_ASSIGNED TASK_
Lines with "JSON" in the entries below: count them and reply with the number alone.

(Beginning of RECORDS SUPPLIED)

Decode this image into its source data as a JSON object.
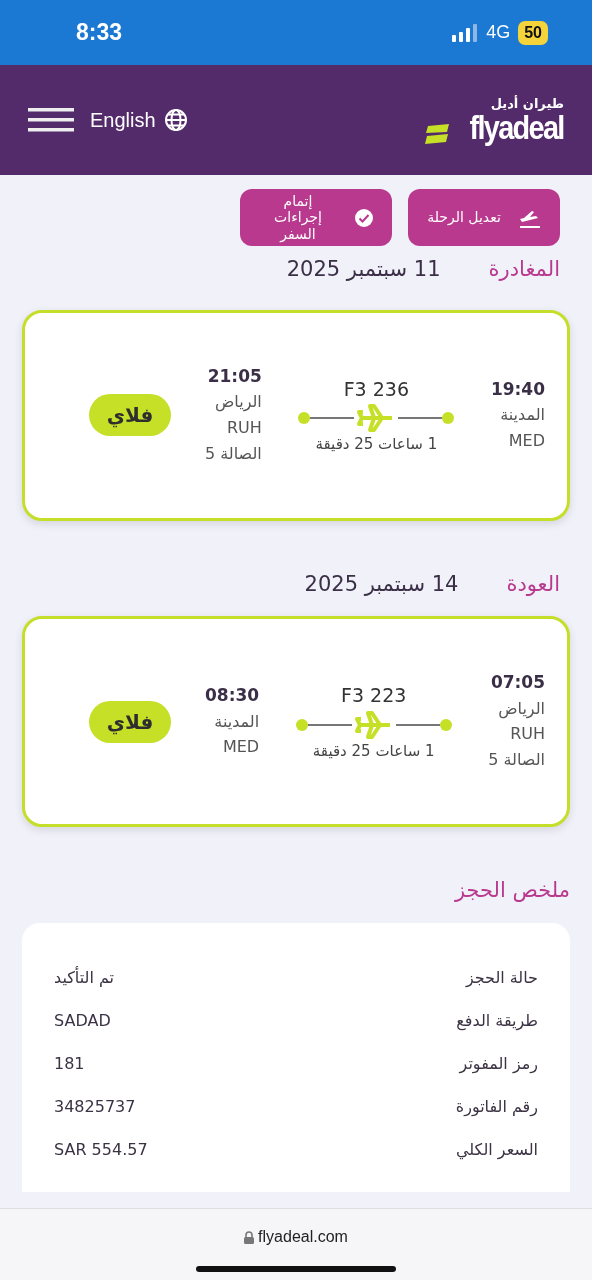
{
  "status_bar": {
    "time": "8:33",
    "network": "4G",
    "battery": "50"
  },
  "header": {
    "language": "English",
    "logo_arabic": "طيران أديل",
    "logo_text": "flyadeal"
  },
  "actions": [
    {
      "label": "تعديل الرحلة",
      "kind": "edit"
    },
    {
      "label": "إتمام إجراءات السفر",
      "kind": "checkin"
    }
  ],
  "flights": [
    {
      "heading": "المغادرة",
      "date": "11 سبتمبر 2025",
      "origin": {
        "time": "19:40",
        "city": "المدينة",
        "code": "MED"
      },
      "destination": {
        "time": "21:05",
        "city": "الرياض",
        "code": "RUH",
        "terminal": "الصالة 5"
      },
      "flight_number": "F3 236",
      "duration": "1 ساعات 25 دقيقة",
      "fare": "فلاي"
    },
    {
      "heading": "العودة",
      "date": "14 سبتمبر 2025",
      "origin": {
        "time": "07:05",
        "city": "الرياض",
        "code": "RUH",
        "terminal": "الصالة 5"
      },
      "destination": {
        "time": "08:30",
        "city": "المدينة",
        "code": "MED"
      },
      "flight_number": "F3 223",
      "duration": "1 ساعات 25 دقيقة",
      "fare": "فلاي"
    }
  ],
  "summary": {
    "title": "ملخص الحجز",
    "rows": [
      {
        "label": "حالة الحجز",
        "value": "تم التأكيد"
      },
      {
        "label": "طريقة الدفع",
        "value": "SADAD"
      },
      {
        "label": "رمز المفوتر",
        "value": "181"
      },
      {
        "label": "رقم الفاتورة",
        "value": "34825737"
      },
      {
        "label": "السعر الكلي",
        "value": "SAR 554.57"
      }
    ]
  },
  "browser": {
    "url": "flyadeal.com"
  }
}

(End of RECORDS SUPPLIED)
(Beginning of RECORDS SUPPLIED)

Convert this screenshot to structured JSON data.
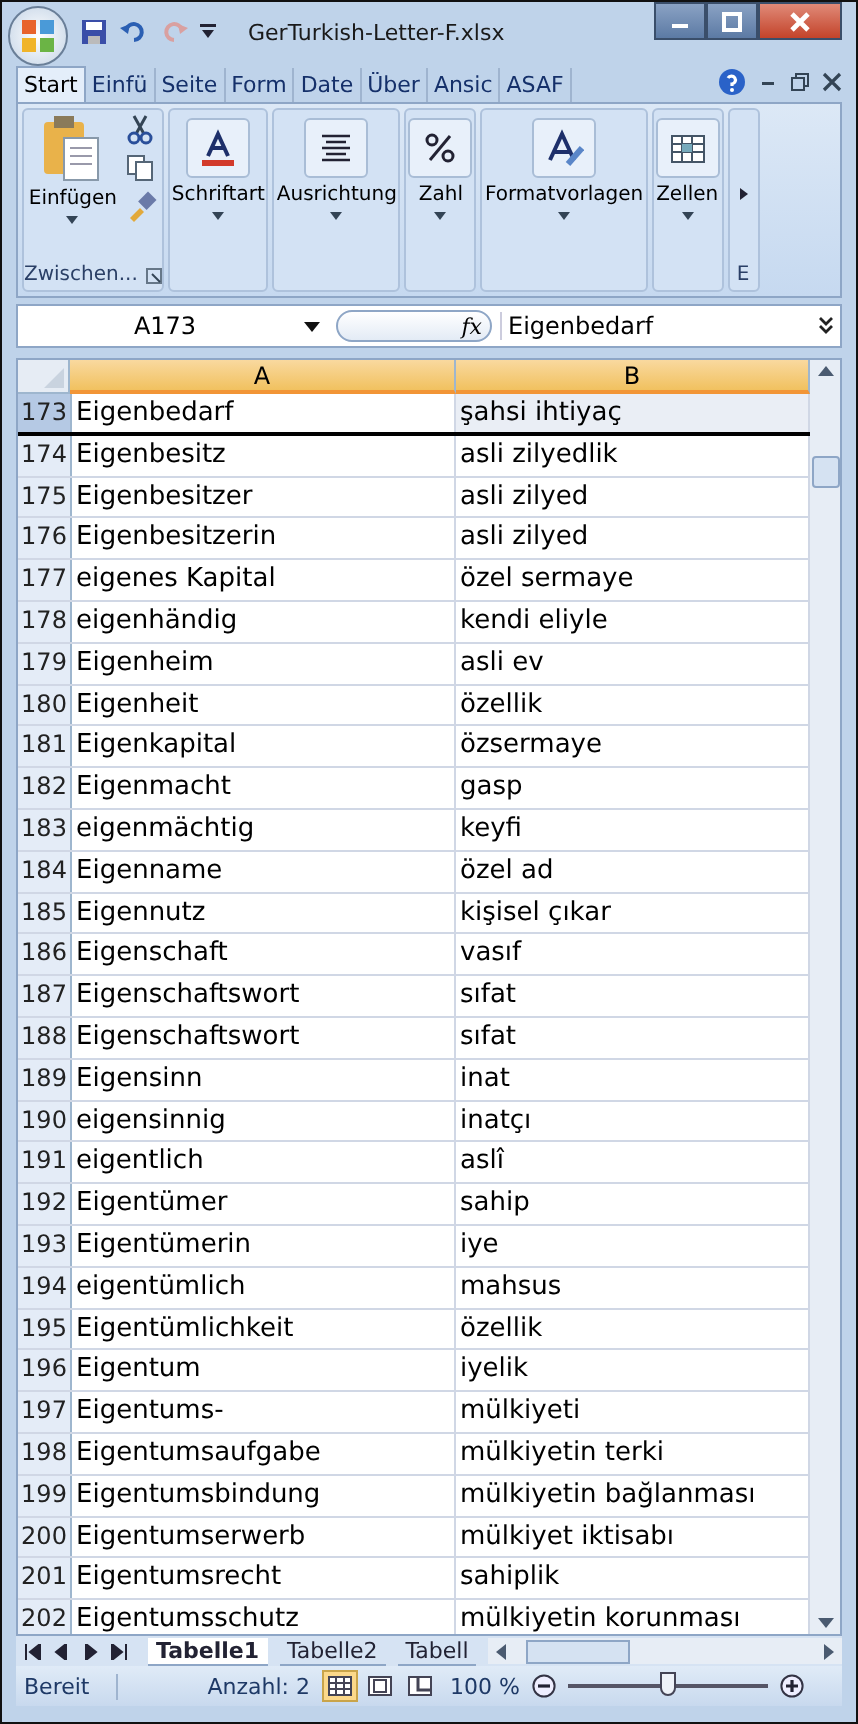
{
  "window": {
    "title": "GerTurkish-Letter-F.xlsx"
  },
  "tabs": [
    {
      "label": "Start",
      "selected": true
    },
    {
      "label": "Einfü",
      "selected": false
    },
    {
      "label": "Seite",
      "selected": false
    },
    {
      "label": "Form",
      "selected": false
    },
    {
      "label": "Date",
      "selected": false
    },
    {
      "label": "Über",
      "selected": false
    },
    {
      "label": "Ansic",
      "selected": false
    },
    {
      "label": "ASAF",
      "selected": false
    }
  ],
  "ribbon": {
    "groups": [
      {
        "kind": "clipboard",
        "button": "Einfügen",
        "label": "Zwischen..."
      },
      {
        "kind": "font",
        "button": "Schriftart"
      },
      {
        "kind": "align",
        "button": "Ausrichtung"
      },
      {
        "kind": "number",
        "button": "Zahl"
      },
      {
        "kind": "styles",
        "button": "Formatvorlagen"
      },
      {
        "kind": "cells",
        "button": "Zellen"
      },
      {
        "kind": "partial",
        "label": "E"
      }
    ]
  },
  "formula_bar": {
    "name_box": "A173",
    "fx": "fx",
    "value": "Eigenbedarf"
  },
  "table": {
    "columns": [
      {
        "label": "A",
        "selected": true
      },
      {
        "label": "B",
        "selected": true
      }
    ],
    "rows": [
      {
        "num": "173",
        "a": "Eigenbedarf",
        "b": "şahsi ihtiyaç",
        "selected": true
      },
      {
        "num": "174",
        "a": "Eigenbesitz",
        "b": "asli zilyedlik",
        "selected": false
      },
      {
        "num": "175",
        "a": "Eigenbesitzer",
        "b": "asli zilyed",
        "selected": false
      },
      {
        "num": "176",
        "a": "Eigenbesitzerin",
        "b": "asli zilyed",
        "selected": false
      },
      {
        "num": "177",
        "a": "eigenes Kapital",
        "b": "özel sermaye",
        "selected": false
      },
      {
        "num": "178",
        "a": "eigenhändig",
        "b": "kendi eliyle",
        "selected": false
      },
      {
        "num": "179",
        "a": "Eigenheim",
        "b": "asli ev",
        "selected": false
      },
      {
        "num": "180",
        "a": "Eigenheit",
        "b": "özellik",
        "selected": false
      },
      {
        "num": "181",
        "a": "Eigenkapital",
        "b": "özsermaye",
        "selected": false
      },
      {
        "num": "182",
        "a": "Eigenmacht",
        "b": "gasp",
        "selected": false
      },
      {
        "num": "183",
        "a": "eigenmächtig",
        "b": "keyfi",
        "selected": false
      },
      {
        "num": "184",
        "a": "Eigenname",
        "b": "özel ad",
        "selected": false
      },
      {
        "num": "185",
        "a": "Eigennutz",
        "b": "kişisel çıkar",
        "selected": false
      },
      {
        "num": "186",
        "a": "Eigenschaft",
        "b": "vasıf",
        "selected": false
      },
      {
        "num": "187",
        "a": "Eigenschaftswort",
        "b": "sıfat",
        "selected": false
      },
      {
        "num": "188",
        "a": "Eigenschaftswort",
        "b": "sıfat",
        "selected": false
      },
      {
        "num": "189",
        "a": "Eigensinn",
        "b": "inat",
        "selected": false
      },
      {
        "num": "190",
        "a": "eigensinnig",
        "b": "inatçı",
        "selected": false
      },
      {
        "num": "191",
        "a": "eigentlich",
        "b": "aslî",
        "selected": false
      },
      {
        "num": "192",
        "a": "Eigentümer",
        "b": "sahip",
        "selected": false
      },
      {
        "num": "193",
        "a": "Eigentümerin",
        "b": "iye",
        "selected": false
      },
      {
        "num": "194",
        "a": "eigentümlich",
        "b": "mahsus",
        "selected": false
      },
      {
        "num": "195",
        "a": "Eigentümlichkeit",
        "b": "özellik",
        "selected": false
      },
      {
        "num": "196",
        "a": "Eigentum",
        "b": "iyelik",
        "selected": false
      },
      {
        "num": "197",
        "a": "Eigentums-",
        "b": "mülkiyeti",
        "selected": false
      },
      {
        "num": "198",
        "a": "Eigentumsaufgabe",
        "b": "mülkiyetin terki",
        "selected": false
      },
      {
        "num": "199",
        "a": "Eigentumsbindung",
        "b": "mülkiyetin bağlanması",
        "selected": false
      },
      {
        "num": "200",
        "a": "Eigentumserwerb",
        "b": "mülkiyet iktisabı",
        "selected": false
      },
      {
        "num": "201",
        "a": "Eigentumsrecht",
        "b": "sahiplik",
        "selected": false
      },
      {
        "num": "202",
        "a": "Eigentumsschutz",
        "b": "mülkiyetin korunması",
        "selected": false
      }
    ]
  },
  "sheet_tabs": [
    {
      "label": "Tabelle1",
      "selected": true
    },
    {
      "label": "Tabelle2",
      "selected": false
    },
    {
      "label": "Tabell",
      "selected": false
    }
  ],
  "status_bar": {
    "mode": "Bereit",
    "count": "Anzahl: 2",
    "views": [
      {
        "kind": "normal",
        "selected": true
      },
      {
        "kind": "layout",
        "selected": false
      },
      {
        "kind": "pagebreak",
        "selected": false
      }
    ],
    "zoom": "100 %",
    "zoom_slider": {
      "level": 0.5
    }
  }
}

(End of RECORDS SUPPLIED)
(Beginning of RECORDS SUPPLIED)

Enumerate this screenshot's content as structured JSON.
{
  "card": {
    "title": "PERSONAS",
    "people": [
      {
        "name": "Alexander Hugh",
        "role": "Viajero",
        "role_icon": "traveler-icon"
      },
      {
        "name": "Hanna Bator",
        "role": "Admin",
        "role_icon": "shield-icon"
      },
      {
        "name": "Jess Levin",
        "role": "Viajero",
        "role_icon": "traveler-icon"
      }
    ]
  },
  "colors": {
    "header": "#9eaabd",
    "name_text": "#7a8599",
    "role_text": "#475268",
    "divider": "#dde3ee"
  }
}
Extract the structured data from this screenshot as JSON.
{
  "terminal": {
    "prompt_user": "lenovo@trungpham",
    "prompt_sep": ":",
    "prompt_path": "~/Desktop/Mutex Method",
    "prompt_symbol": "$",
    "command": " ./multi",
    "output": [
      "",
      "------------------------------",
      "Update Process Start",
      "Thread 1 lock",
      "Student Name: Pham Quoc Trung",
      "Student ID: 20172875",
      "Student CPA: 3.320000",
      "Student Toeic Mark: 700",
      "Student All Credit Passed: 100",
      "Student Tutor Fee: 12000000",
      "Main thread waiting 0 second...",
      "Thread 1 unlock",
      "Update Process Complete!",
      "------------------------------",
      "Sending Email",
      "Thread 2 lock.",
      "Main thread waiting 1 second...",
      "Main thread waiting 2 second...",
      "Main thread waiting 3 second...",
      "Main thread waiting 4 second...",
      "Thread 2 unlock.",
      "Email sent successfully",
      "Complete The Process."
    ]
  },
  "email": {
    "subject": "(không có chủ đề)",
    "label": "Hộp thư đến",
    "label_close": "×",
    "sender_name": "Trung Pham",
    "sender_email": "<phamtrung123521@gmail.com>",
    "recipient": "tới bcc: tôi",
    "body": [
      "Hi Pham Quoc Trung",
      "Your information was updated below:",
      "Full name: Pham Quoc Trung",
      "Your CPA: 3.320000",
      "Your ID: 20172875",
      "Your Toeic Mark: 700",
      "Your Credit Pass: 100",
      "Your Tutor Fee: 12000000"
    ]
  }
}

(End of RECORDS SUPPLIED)

_YOUR SOLUTION_
4